When it comes to making the products, Schnitker said that the time involved depends on what she’s doing. For salves, it takes her about 15-20 hours to forage for plants, dry them and prepare them. Meanwhile, teas only take about 12-15 hours, but tonics can take more than 35 hours of work. Her infused honeys take at least 10 days, just for the medicine to soak into the honey completely, and soaps take about 6-8 weeks.
“Sometimes, I make a batch, and it doesn’t turn out the way I want to,” she said, adding that she has a lot of “home soap” that comes from rejected products. “I don’t sell anything that I don’t like or that I don’t think turned out.”
She added that she can find much of what she needs in her backyard, but she also forages in public land around the Mankato area.
“[In] Mankato, we really don’t have to go too far to find the plants that we use,” she said.
Sharing Her Heritage
For Schnitker, selling her products isn’t the end goal; it’s sharing her heritage with her community. She explained that when she first moved to Mankato, she wasn’t sure about how she would be accepted, given the area’s bloody history.
“Mankato has a pretty dark history, and a lot of Indigenous people try to avoid Mankato because of that history,” she said. “I was expecting to meet some sort of resistance toward who I am as a person, but I never found that. What I found was an amazing, open-minded community that was accepting of all people.”
However, while Schnitker found the Mankato community welcoming, she said there was still a basic lack of education about its Indigenous history. She recalled how her daughter came home crying from kindergarten a few years ago because no one in her class believed that Lakota people were actually real.
I was expecting to meet some sort of resistance toward who I am as a person, but I never found that. What I found was an amazing, open-minded community that was accepting of all people.Megan Schnitker
“That really broke my heart,” she said. “So I started creating classes through the Community and Living Earth Center… teaching Lakota history and culture.”
Since that time, she has offered classes on everything from medicinal plants to Lakota history, teaching at places such as Rock Bend Alternative Learning Center in St. Peter and the Blue Earth County Historical Society. She’s also become involved in the Mahkato Wacipi committee and the Indigenous Peoples Day Committee, as well as giving presentations at MSU-Mankato several times and even speaking at the 2020 Gustavus Adolphus Womxn of Color Summit.
Schnitker took her passion a step farther in 2018 when she started the Mahkato Revitalization Project, which offers youth programs, adult learning and community learning opportunities. The project advocates for Native American history and culture through arts and education. Classes range from beginner beading to traditional Lakota regalia.
“I wanted to do a revitalization of Indigenous culture here in Mankato,” she explained, adding that more than 1,000 people have attended her classes since she began the project. “The community has been incredibly accepting of it.”
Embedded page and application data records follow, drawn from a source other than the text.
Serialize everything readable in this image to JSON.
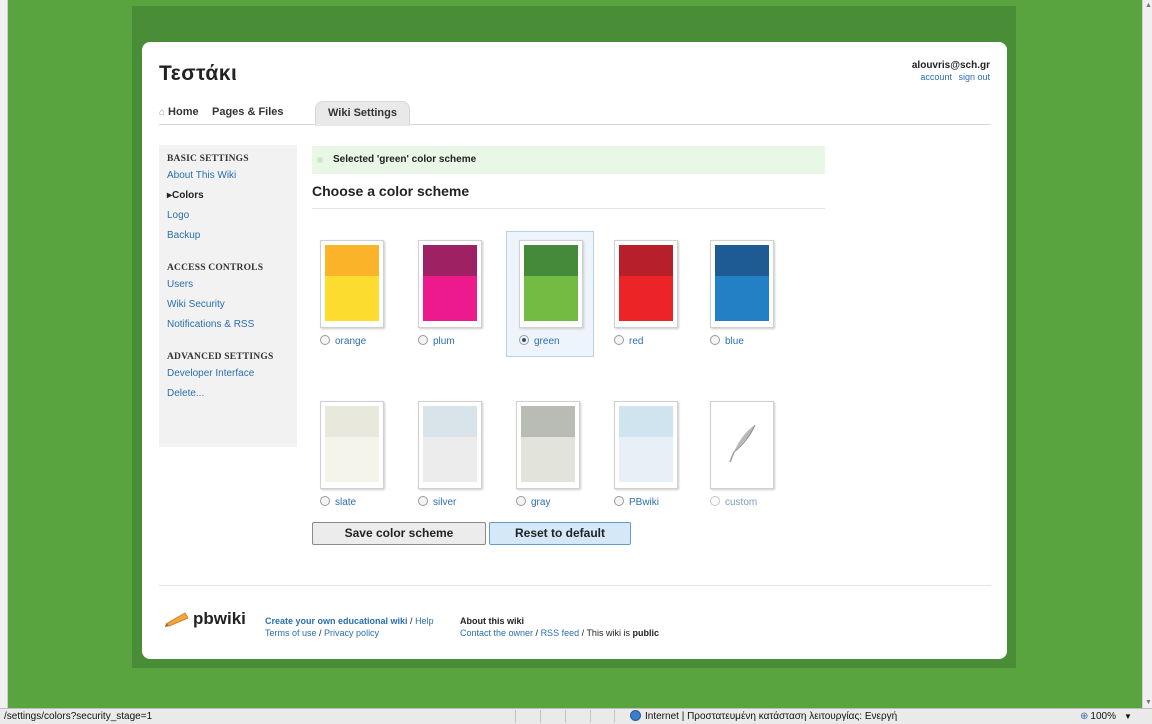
{
  "wiki": {
    "title": "Τεστάκι"
  },
  "user": {
    "email": "alouvris@sch.gr",
    "account": "account",
    "signout": "sign out"
  },
  "tabs": {
    "home": "Home",
    "pages": "Pages & Files",
    "settings": "Wiki Settings"
  },
  "sidebar": {
    "basic": {
      "heading": "BASIC SETTINGS",
      "items": [
        "About This Wiki",
        "Colors",
        "Logo",
        "Backup"
      ]
    },
    "access": {
      "heading": "ACCESS CONTROLS",
      "items": [
        "Users",
        "Wiki Security",
        "Notifications & RSS"
      ]
    },
    "advanced": {
      "heading": "ADVANCED SETTINGS",
      "items": [
        "Developer Interface",
        "Delete..."
      ]
    }
  },
  "flash": {
    "message": "Selected 'green' color scheme"
  },
  "main": {
    "title": "Choose a color scheme"
  },
  "schemes": [
    {
      "label": "orange",
      "top": "#fbb42a",
      "bottom": "#fcdc2e",
      "selected": false
    },
    {
      "label": "plum",
      "top": "#9e2263",
      "bottom": "#ec1a8c",
      "selected": false
    },
    {
      "label": "green",
      "top": "#458a3b",
      "bottom": "#73bb43",
      "selected": true
    },
    {
      "label": "red",
      "top": "#b7202a",
      "bottom": "#ec2327",
      "selected": false
    },
    {
      "label": "blue",
      "top": "#1e5b94",
      "bottom": "#2480c4",
      "selected": false
    },
    {
      "label": "slate",
      "top": "#e9e8dd",
      "bottom": "#f4f4ea",
      "selected": false
    },
    {
      "label": "silver",
      "top": "#d8e3ea",
      "bottom": "#ececec",
      "selected": false
    },
    {
      "label": "gray",
      "top": "#b9bcb4",
      "bottom": "#e2e3da",
      "selected": false
    },
    {
      "label": "PBwiki",
      "top": "#cfe4ee",
      "bottom": "#e6f0f6",
      "selected": false
    },
    {
      "label": "custom",
      "selected": false,
      "disabled": true
    }
  ],
  "buttons": {
    "save": "Save color scheme",
    "reset": "Reset to default"
  },
  "footer": {
    "logo": "pbwiki",
    "create": "Create your own educational wiki",
    "help": "Help",
    "terms": "Terms of use",
    "privacy": "Privacy policy",
    "about_heading": "About this wiki",
    "contact": "Contact the owner",
    "rss": "RSS feed",
    "public_prefix": "This wiki is",
    "public_word": "public"
  },
  "statusbar": {
    "url": "/settings/colors?security_stage=1",
    "zone": "Internet | Προστατευμένη κατάσταση λειτουργίας: Ενεργή",
    "zoom": "100%"
  }
}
Schnitker’s classes tend to cost around $10-15 per session, and her most popular class is her plant medicine course, which she offers twice a month. While she’s currently hosting online classes because of the COVID-19 situation, she recently set up a partnership with Vagabond Village to host $5 drop-in classes, which will resume when it’s possible.
Her ultimate goal for the Mahkato Revitalization Project is to create a cultural education center in Mankato to highlight the history and traditions of all the people who call Mankato home, not just Indigenous people.
“It’s about everyone who’s from this community,” she said. “I don’t know anything about my Norwegian, Somali or Dutch neighbors… As a community, I think that we should all have a safe and inviting place where we can learn about each other and our cultures.”